■ Your instructions: The required lines are those that contain "ApplicationServices"; pull them out of the data and copy them.
◆ ◆ ◆ ◆ ◆ ◆ ◆
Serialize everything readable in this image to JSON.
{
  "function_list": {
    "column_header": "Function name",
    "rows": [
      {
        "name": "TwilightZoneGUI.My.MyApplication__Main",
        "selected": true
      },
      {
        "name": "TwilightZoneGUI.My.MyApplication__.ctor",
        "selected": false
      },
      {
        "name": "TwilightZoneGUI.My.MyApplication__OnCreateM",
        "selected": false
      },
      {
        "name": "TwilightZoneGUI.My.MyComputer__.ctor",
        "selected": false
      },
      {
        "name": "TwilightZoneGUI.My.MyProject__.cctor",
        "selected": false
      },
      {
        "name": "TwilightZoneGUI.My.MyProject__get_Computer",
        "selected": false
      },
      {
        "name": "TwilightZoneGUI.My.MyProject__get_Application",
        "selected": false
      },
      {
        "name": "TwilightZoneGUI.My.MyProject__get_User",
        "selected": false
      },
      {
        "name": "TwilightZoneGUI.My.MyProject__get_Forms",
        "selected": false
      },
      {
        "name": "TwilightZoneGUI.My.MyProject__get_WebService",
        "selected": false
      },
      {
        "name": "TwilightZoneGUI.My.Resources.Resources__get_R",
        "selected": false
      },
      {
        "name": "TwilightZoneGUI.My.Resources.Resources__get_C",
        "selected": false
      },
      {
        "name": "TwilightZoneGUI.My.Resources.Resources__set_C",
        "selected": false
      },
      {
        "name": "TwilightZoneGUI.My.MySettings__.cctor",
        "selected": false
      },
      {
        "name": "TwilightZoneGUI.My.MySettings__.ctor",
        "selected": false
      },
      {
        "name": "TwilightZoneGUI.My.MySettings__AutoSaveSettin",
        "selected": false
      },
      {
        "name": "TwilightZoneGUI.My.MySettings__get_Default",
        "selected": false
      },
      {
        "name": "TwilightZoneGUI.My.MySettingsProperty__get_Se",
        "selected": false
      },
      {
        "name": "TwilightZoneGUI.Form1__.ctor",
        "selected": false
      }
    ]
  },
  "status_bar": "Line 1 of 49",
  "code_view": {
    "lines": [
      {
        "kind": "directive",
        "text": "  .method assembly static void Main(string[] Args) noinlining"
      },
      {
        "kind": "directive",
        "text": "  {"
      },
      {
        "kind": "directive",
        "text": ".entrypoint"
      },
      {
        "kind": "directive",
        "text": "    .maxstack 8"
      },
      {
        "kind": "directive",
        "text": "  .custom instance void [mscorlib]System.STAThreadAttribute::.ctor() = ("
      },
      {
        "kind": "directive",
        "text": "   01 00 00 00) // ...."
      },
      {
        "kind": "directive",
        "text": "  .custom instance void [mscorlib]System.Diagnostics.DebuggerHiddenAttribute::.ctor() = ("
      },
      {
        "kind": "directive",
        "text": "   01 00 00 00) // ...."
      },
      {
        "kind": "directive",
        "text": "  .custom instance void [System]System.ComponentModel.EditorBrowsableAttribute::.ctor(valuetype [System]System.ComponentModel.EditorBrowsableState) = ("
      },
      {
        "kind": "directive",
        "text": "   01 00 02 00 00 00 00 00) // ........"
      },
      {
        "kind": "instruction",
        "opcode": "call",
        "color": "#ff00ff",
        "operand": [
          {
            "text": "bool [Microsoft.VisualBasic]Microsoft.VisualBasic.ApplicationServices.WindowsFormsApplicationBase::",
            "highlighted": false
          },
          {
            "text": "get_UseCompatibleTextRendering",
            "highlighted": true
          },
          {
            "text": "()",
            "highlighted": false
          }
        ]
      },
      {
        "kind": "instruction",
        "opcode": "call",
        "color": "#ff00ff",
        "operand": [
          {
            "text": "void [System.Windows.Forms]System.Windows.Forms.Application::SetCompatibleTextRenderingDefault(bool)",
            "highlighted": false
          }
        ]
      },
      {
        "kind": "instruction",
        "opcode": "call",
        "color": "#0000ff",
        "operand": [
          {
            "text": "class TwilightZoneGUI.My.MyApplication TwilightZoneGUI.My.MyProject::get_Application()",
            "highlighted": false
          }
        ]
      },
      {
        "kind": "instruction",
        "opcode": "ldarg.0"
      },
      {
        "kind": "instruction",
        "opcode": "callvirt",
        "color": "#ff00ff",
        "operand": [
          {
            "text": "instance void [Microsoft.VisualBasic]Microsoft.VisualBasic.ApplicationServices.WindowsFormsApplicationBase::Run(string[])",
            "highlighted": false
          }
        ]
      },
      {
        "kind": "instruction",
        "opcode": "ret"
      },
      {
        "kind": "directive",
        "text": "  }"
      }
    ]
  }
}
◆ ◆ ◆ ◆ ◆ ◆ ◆
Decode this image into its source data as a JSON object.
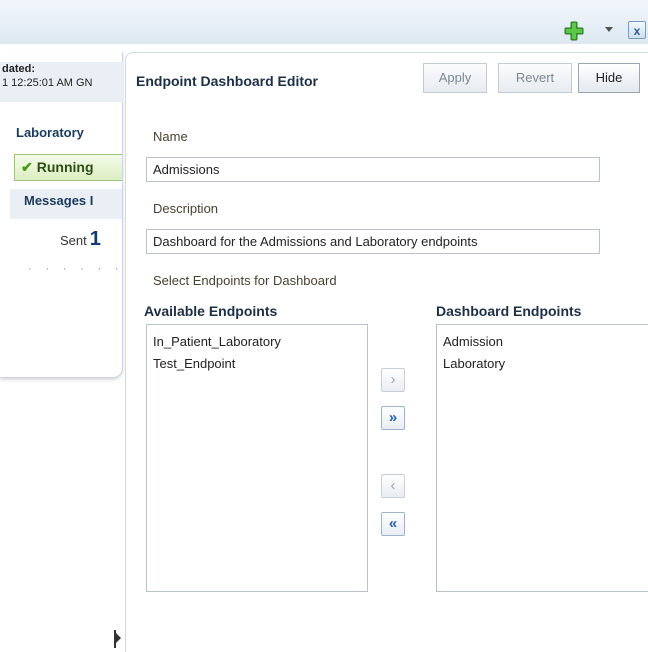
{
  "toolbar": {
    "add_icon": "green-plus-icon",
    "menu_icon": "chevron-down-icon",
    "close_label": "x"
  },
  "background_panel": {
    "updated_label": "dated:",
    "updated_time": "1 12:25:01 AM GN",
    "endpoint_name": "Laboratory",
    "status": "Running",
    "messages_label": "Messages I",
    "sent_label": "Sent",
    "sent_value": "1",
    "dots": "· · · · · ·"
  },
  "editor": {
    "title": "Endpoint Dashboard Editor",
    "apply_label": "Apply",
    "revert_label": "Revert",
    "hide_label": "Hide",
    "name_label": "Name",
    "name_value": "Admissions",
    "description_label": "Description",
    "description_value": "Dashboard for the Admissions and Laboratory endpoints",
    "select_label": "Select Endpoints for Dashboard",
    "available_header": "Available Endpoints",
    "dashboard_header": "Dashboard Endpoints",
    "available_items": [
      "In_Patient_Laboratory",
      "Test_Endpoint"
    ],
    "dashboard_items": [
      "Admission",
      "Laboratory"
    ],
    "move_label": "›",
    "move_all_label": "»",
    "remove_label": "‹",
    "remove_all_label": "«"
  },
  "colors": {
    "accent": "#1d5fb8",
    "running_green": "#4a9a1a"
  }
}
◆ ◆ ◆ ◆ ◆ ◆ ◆
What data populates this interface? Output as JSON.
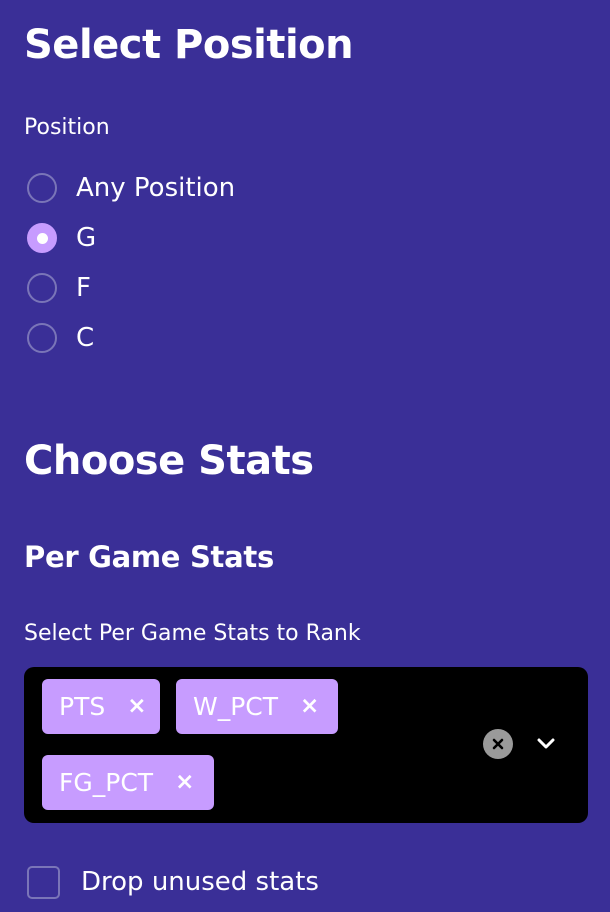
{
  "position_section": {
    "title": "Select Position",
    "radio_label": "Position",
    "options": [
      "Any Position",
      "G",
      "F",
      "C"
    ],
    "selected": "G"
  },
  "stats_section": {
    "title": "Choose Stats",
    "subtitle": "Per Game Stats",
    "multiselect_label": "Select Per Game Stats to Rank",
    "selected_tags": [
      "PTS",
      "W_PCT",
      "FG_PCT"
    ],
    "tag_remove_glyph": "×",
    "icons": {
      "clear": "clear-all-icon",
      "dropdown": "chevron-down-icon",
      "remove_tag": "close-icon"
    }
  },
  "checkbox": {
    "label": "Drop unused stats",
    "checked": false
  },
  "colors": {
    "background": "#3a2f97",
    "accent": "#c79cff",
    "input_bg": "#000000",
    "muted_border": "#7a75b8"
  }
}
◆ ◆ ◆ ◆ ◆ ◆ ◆
■ Result below:
            "text": "bool [Microsoft.VisualBasic]Microsoft.VisualBasic.ApplicationServices.WindowsFormsApplicationBase::",
            "text": "instance void [Microsoft.VisualBasic]Microsoft.VisualBasic.ApplicationServices.WindowsFormsApplicationBase::Run(string[])",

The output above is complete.